Ketchup Is The Secret Ingredient Jacques Pépin Uses For Saucy, Spicy Chicken Feet

Chef Jacques Pépin
Chef Jacques Pépin - Brad Barket/Getty Images

Are you an avowed lover of meaty chicken feet or does the thought of the tiny, dinosaur-esque claws turn up your nose? Likely, you're in one of these two camps as few people have middling feelings about the delicacy. But what about when the legend himself, Jacques Pépin, is behind the recipe? The French chef is known for his technique-driven, yet unfussy and deceptively-simple dishes that pull from a range of cuisines, and his recipe for sweet and spicy chicken feet is no different. What may be a surprise is Pépin's sauce, which hinges on a common but possibly unforeseen ingredient that adds both body and flavor: ketchup.

Chicken feet are consumed the world over, and, by some, beloved for the copious rich skin and morsels of flavorful meat that abound on this admittedly odd-looking cut. Often chefs deploy the connective tissue-rich feet in stock and broth to add flavor and luxurious body. Pépin begins his dish by poaching the feet in salted water for about an hour to tenderize them, a method which he says also yields a nice stock when finished.

The sauce is inspired by Asian flavors and begins with sauteed scallions, garlic, and ginger to which he adds chicken stock, chili-garlic sauce, soy sauce, and sesame oil. Once it has reduced a bit, Pépin adds a healthy squeeze of ketchup to add body, tang, and sweetness to his sauce before adding the chicken feet and tossing to coat them in the sticky pan glaze.

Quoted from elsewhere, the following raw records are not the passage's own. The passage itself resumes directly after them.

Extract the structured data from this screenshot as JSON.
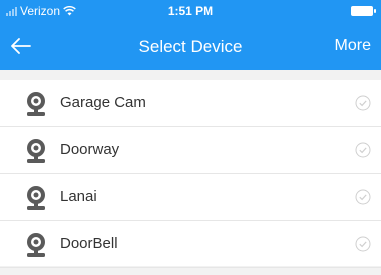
{
  "status_bar": {
    "carrier": "Verizon",
    "time": "1:51 PM"
  },
  "nav": {
    "title": "Select Device",
    "more_label": "More"
  },
  "devices": [
    {
      "label": "Garage Cam"
    },
    {
      "label": "Doorway"
    },
    {
      "label": "Lanai"
    },
    {
      "label": "DoorBell"
    }
  ],
  "colors": {
    "accent": "#2196f3",
    "background": "#f2f2f2",
    "text": "#333333"
  },
  "icons": {
    "back": "arrow-left-icon",
    "device": "camera-icon",
    "select": "check-circle-icon"
  }
}
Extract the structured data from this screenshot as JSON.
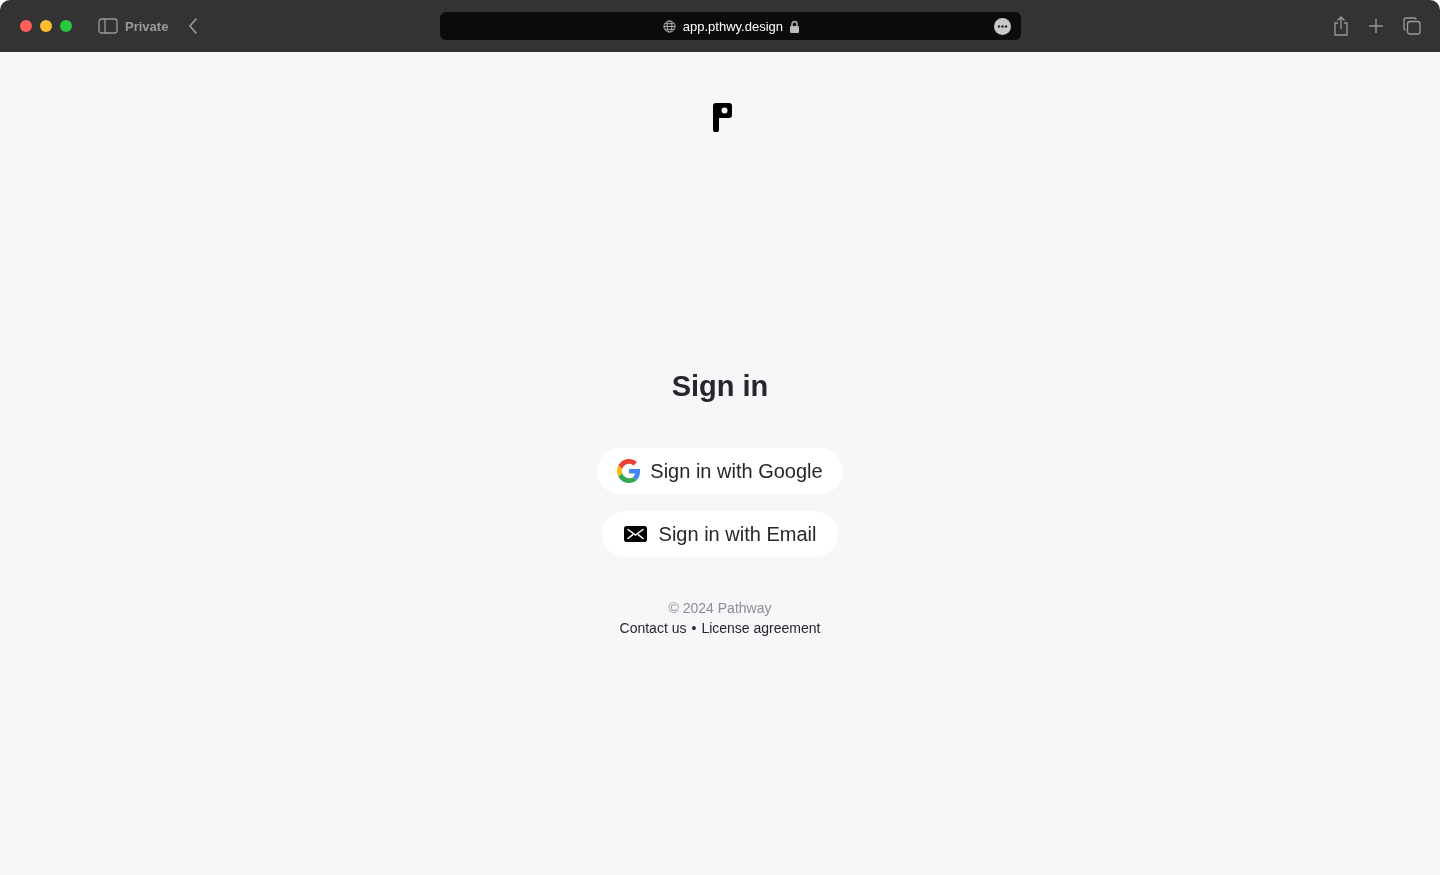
{
  "browser": {
    "private_label": "Private",
    "url": "app.pthwy.design"
  },
  "title": "Sign in",
  "buttons": [
    {
      "kind": "google",
      "label": "Sign in with Google"
    },
    {
      "kind": "email",
      "label": "Sign in with Email"
    }
  ],
  "footer": {
    "copyright": "© 2024 Pathway",
    "links": [
      "Contact us",
      "License agreement"
    ],
    "separator": "•"
  }
}
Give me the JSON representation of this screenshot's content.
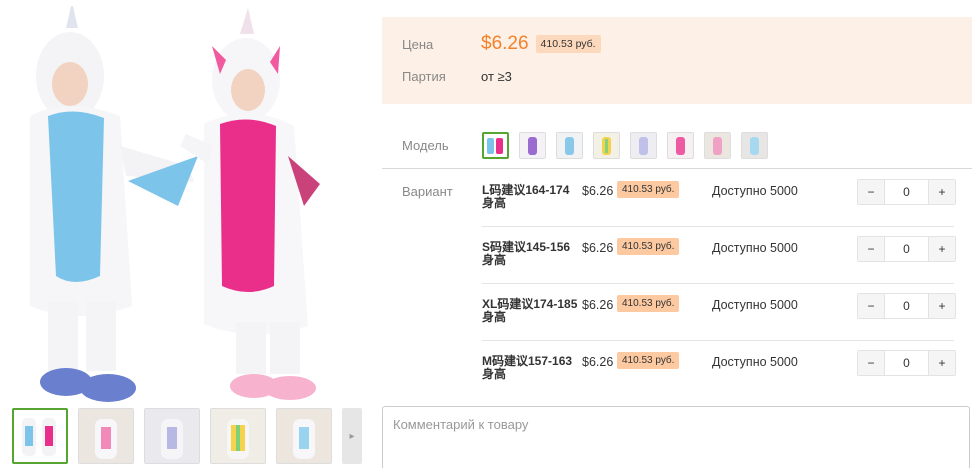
{
  "product": {
    "photo_alt": "unicorn-kigurumi-photo",
    "thumbnails": [
      "thumb-1",
      "thumb-2",
      "thumb-3",
      "thumb-4",
      "thumb-5"
    ],
    "next_icon": "chevron-right-icon"
  },
  "pricing": {
    "price_label": "Цена",
    "price_value": "$6.26",
    "price_rub": "410.53 руб.",
    "batch_label": "Партия",
    "batch_value": "от ≥3"
  },
  "model": {
    "label": "Модель",
    "swatches": [
      "model-1",
      "model-2",
      "model-3",
      "model-4",
      "model-5",
      "model-6",
      "model-7",
      "model-8"
    ]
  },
  "variants": {
    "label": "Вариант",
    "items": [
      {
        "name": "L码建议164-174身高",
        "price": "$6.26",
        "rub": "410.53 руб.",
        "avail": "Доступно 5000",
        "qty": "0"
      },
      {
        "name": "S码建议145-156身高",
        "price": "$6.26",
        "rub": "410.53 руб.",
        "avail": "Доступно 5000",
        "qty": "0"
      },
      {
        "name": "XL码建议174-185身高",
        "price": "$6.26",
        "rub": "410.53 руб.",
        "avail": "Доступно 5000",
        "qty": "0"
      },
      {
        "name": "M码建议157-163身高",
        "price": "$6.26",
        "rub": "410.53 руб.",
        "avail": "Доступно 5000",
        "qty": "0"
      }
    ],
    "minus": "−",
    "plus": "+"
  },
  "comment": {
    "placeholder": "Комментарий к товару"
  }
}
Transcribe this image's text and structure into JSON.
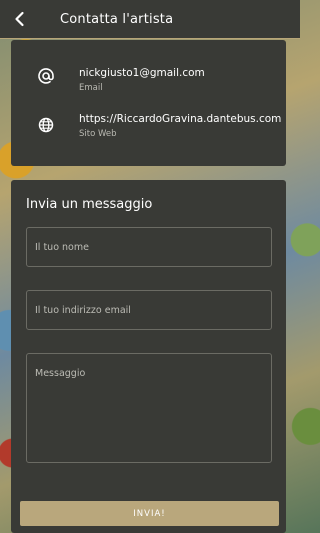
{
  "header": {
    "back_icon": "chevron-left-icon",
    "title": "Contatta l'artista"
  },
  "contacts": [
    {
      "icon": "at-icon",
      "value": "nickgiusto1@gmail.com",
      "label": "Email"
    },
    {
      "icon": "globe-icon",
      "value": "https://RiccardoGravina.dantebus.com",
      "label": "Sito Web"
    }
  ],
  "form": {
    "title": "Invia un messaggio",
    "name_placeholder": "Il tuo nome",
    "email_placeholder": "Il tuo indirizzo email",
    "message_placeholder": "Messaggio",
    "send_label": "INVIA!"
  },
  "colors": {
    "header_bg": "#393a36",
    "card_bg": "#393a36",
    "accent": "#b9a77c"
  }
}
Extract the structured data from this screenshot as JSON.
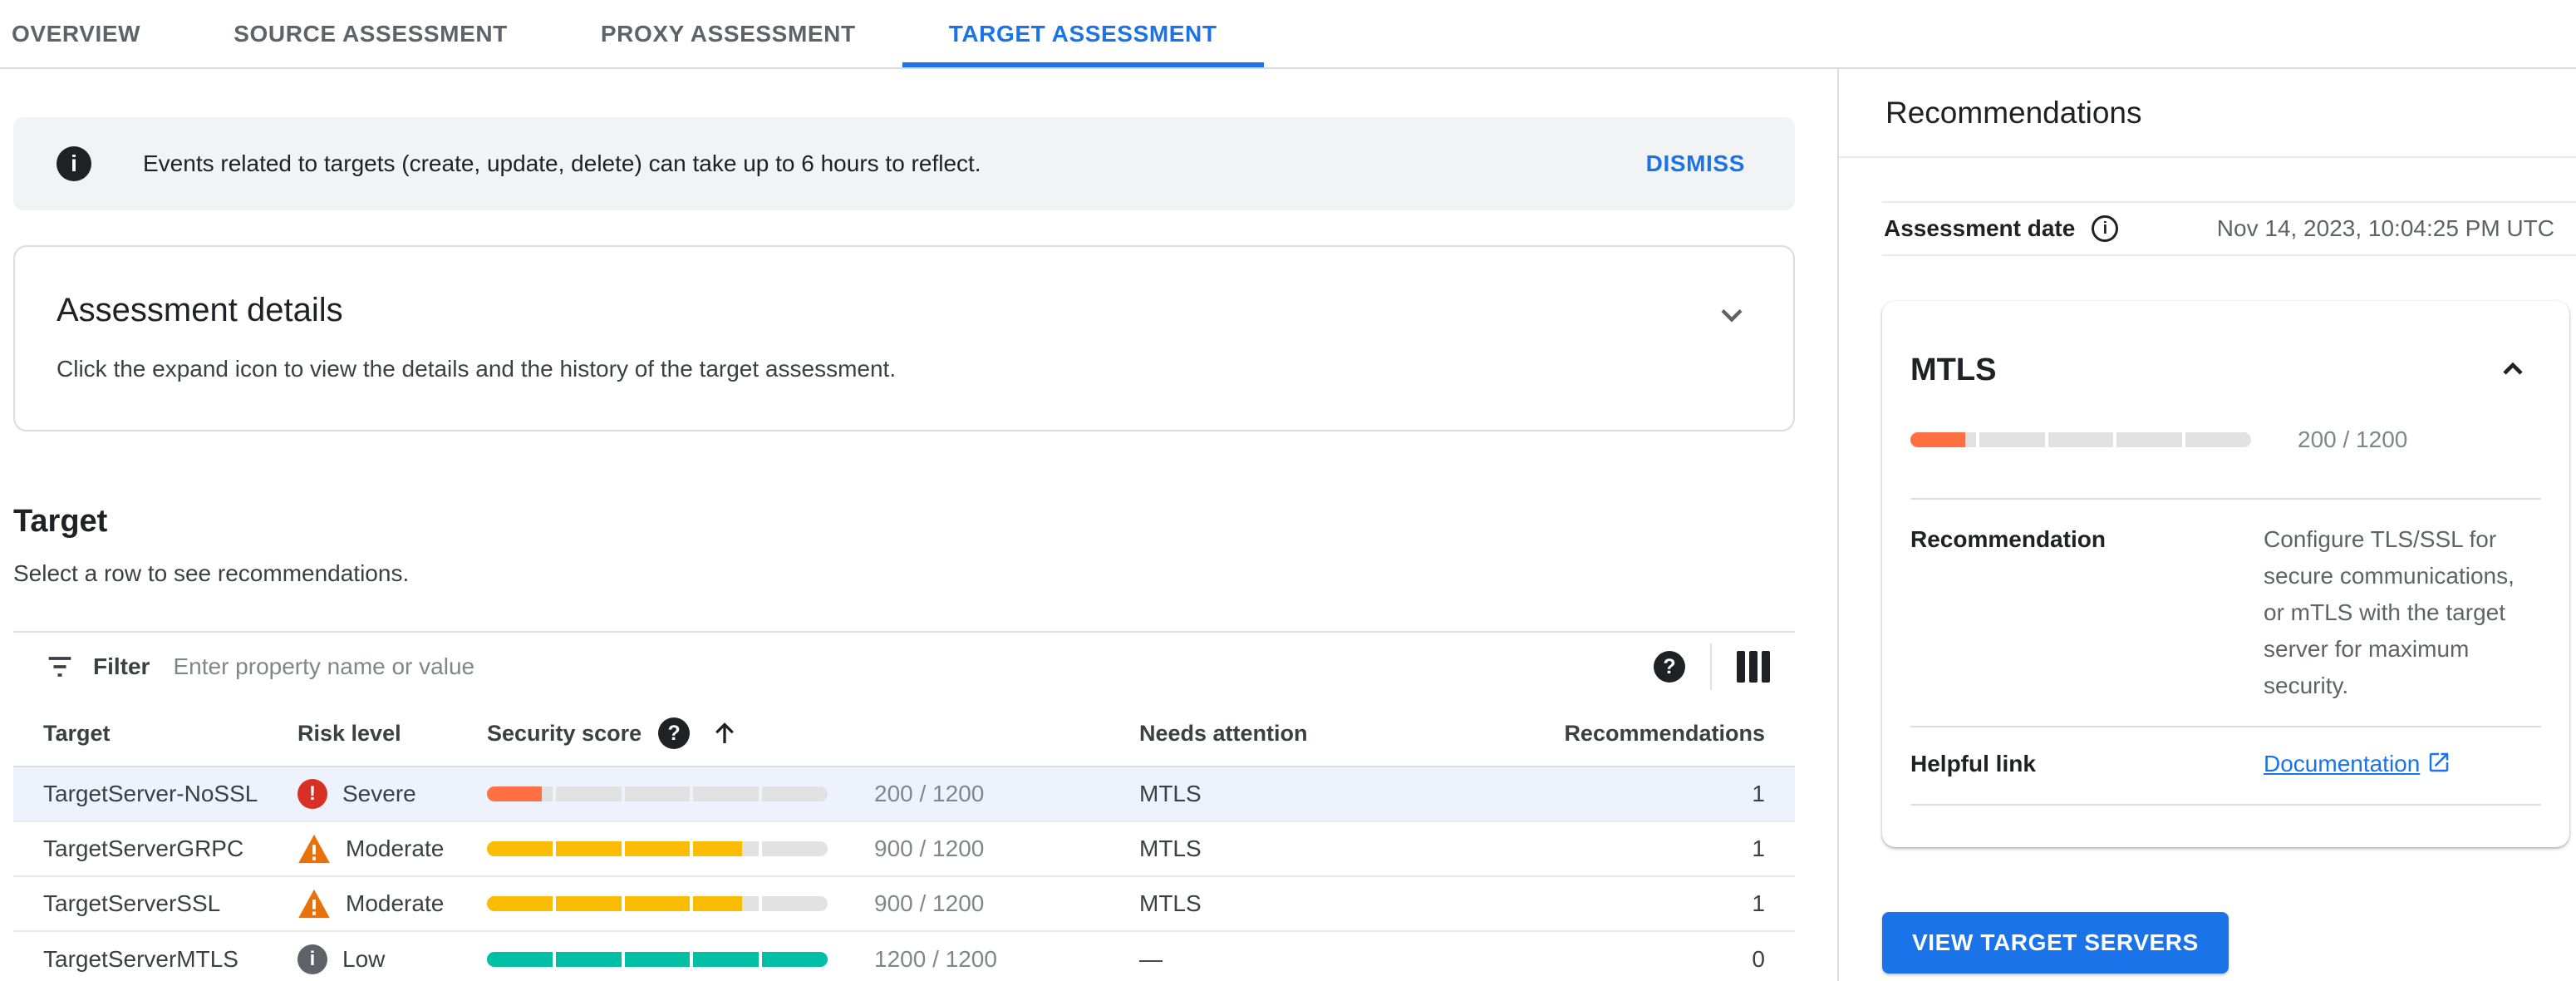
{
  "colors": {
    "accent": "#1A73E8",
    "severe": "#D93025",
    "moderate": "#E8710A",
    "low": "#5F6368"
  },
  "tabs": [
    {
      "label": "OVERVIEW"
    },
    {
      "label": "SOURCE ASSESSMENT"
    },
    {
      "label": "PROXY ASSESSMENT"
    },
    {
      "label": "TARGET ASSESSMENT"
    }
  ],
  "banner": {
    "message": "Events related to targets (create, update, delete) can take up to 6 hours to reflect.",
    "dismiss_label": "DISMISS"
  },
  "assessment_details": {
    "title": "Assessment details",
    "subtitle": "Click the expand icon to view the details and the history of the target assessment."
  },
  "target_section": {
    "title": "Target",
    "subtitle": "Select a row to see recommendations.",
    "filter": {
      "label": "Filter",
      "placeholder": "Enter property name or value"
    },
    "table": {
      "columns": {
        "target": "Target",
        "risk": "Risk level",
        "score": "Security score",
        "needs": "Needs attention",
        "recs": "Recommendations"
      },
      "rows": [
        {
          "target": "TargetServer-NoSSL",
          "risk": "Severe",
          "score": 200,
          "score_max": 1200,
          "score_text": "200 / 1200",
          "needs": "MTLS",
          "recs": "1",
          "bar_color": "#FF7043"
        },
        {
          "target": "TargetServerGRPC",
          "risk": "Moderate",
          "score": 900,
          "score_max": 1200,
          "score_text": "900 / 1200",
          "needs": "MTLS",
          "recs": "1",
          "bar_color": "#FBBC04"
        },
        {
          "target": "TargetServerSSL",
          "risk": "Moderate",
          "score": 900,
          "score_max": 1200,
          "score_text": "900 / 1200",
          "needs": "MTLS",
          "recs": "1",
          "bar_color": "#FBBC04"
        },
        {
          "target": "TargetServerMTLS",
          "risk": "Low",
          "score": 1200,
          "score_max": 1200,
          "score_text": "1200 / 1200",
          "needs": "—",
          "recs": "0",
          "bar_color": "#00BFA5"
        }
      ]
    }
  },
  "recommendations_panel": {
    "title": "Recommendations",
    "assessment_date_label": "Assessment date",
    "assessment_date": "Nov 14, 2023, 10:04:25 PM UTC",
    "card": {
      "title": "MTLS",
      "score": 200,
      "score_max": 1200,
      "score_text": "200 / 1200",
      "bar_color": "#FF7043",
      "recommendation_label": "Recommendation",
      "recommendation": "Configure TLS/SSL for secure communications, or mTLS with the target server for maximum security.",
      "helpful_link_label": "Helpful link",
      "helpful_link": "Documentation"
    },
    "view_button": "VIEW TARGET SERVERS"
  }
}
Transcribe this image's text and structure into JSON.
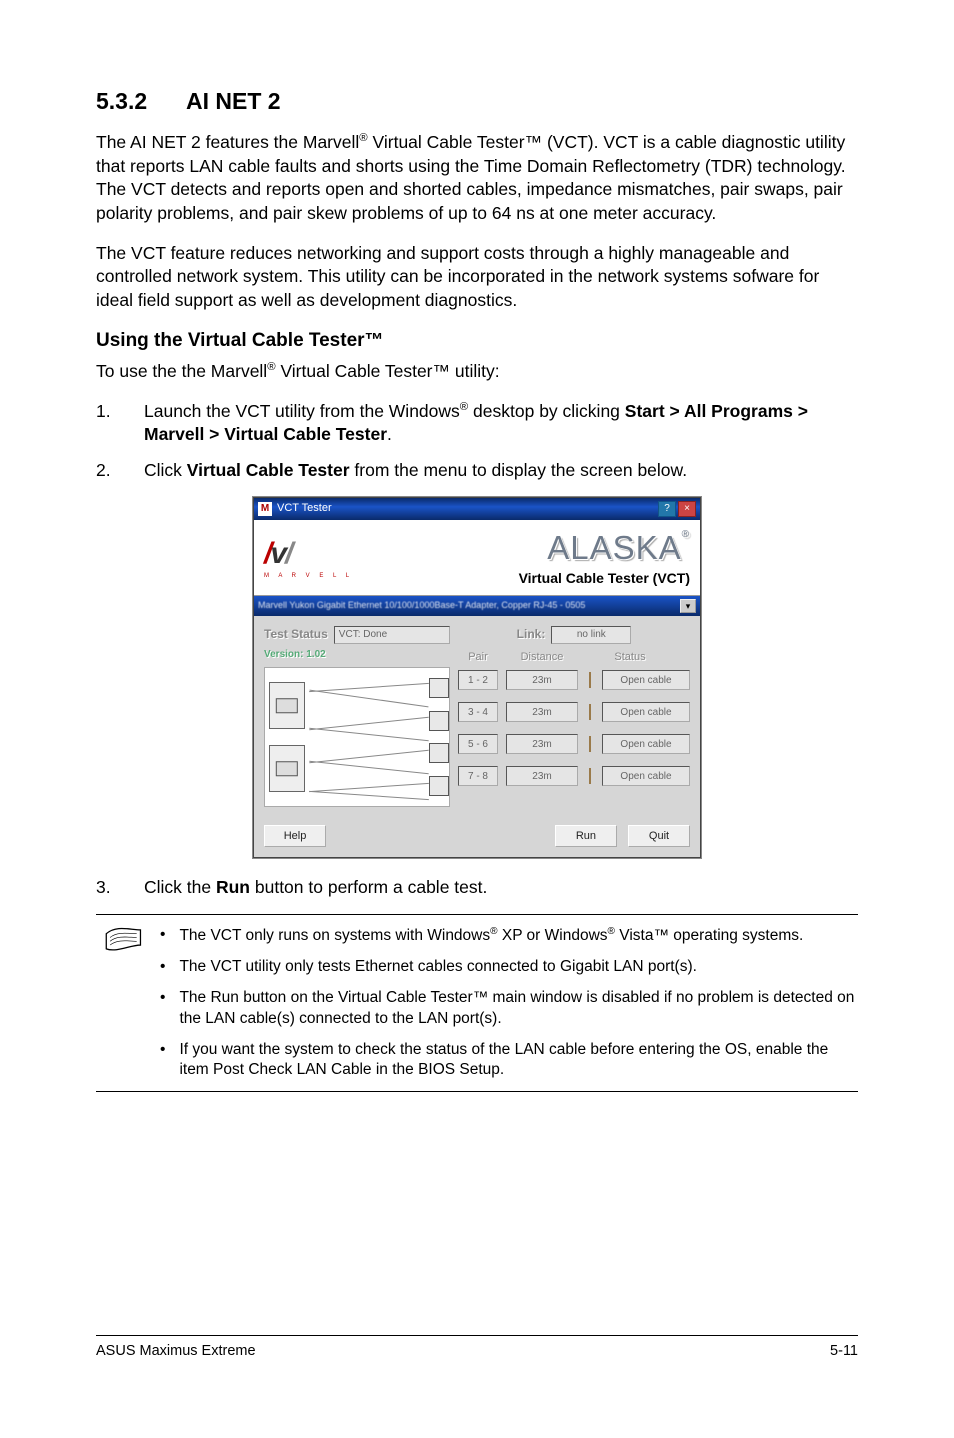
{
  "heading": {
    "num": "5.3.2",
    "title": "AI NET 2"
  },
  "paras": {
    "p1a": "The AI NET 2 features the Marvell",
    "p1b": " Virtual Cable Tester™ (VCT). VCT is a cable diagnostic utility that reports LAN cable faults and shorts using the Time Domain Reflectometry (TDR) technology. The VCT detects and reports open and shorted cables, impedance mismatches, pair swaps, pair polarity problems, and pair skew problems of up to 64 ns at one meter accuracy.",
    "p2": "The VCT feature reduces networking and support costs through a highly manageable and controlled network system. This utility can be incorporated in the network systems sofware for ideal field support as well as development diagnostics."
  },
  "subhead": "Using the Virtual Cable Tester™",
  "sub_intro_a": "To use the the Marvell",
  "sub_intro_b": " Virtual Cable Tester™ utility:",
  "steps": [
    {
      "num": "1.",
      "pre": "Launch the VCT utility from the Windows",
      "sup": "®",
      "mid": " desktop by clicking ",
      "bold": "Start > All Programs > Marvell > Virtual Cable Tester",
      "post": "."
    },
    {
      "num": "2.",
      "pre": "Click ",
      "bold": "Virtual Cable Tester",
      "post": " from the menu to display the screen below."
    },
    {
      "num": "3.",
      "pre": "Click the ",
      "bold": "Run",
      "post": " button to perform a cable test."
    }
  ],
  "screenshot": {
    "title": "VCT Tester",
    "marvell_text": "M A R V E L L",
    "alaska": "ALASKA",
    "vct_label": "Virtual Cable Tester (VCT)",
    "selector": "Marvell Yukon Gigabit Ethernet 10/100/1000Base-T Adapter, Copper RJ-45 - 0505",
    "test_status_label": "Test Status",
    "test_status_value": "VCT: Done",
    "version_label": "Version:",
    "version_value": "1.02",
    "link_label": "Link:",
    "link_value": "no link",
    "columns": {
      "pair": "Pair",
      "distance": "Distance",
      "status": "Status"
    },
    "rows": [
      {
        "pair": "1 - 2",
        "distance": "23m",
        "status": "Open cable"
      },
      {
        "pair": "3 - 4",
        "distance": "23m",
        "status": "Open cable"
      },
      {
        "pair": "5 - 6",
        "distance": "23m",
        "status": "Open cable"
      },
      {
        "pair": "7 - 8",
        "distance": "23m",
        "status": "Open cable"
      }
    ],
    "buttons": {
      "help": "Help",
      "run": "Run",
      "quit": "Quit"
    }
  },
  "notes": [
    {
      "pre": "The VCT only runs on systems with Windows",
      "sup1": "®",
      "mid": " XP or Windows",
      "sup2": "®",
      "post": " Vista™ operating systems."
    },
    {
      "text": "The VCT utility only tests Ethernet cables connected to Gigabit LAN port(s)."
    },
    {
      "text": "The Run button on the Virtual Cable Tester™ main window is disabled if no problem is detected on the LAN cable(s) connected to the LAN port(s)."
    },
    {
      "text": "If you want the system to check the status of the LAN cable before entering the OS, enable the item Post Check LAN Cable in the BIOS Setup."
    }
  ],
  "footer": {
    "left": "ASUS Maximus Extreme",
    "right": "5-11"
  },
  "reg": "®"
}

Read more: 15 Different Ways To Cook Fish

Ketchup Brings Body And A Burst Of Flavor

ketchup splattered on white background
ketchup splattered on white background - Nataly Studio/Shutterstock

So what's a master of French gastronomy like Pépin doing adding an ingredient like ketchup to his dish? Well, if you know anything about his style, you know that the chef pulls from any and all resources to make his dishes delicious and approachable to professionals and home cooks alike. If it tastes good, Pépin has no problem deploying it in a recipe.

And this isn't a one-off occurrence of ketchup in one of Pépin's dishes. He frequently uses the condiment to give sauces and glazes a punchy sweetness and round mouthfeel, especially with robust, meaty flavors. For instance, Pépin's medallions of pork tenderloin are quickly seared to create a deep crust while keeping the meat juicy and yielding. He then dresses them with a sauce that gets a fruity tang from pomegranate juice, a savory element from stock, and a few tablespoons of ketchup to round it all out. Likewise, salmon, one of the more assertively-flavored fish, gets a sweet, Asian influenced glaze by Pépin. Before baking salmon filets in a hot oven, he brushes them with an easy-to-prepare three-ingredient mixture of sesame oil, chili oil or chili sauce, and ketchup, which adheres nicely to the fish and caramelizes on the outside. The rich flesh is complemented nicely by the nutty sweetness and tinge of spice that comes from his innovative glaze.

Read the original article on Tasting Table.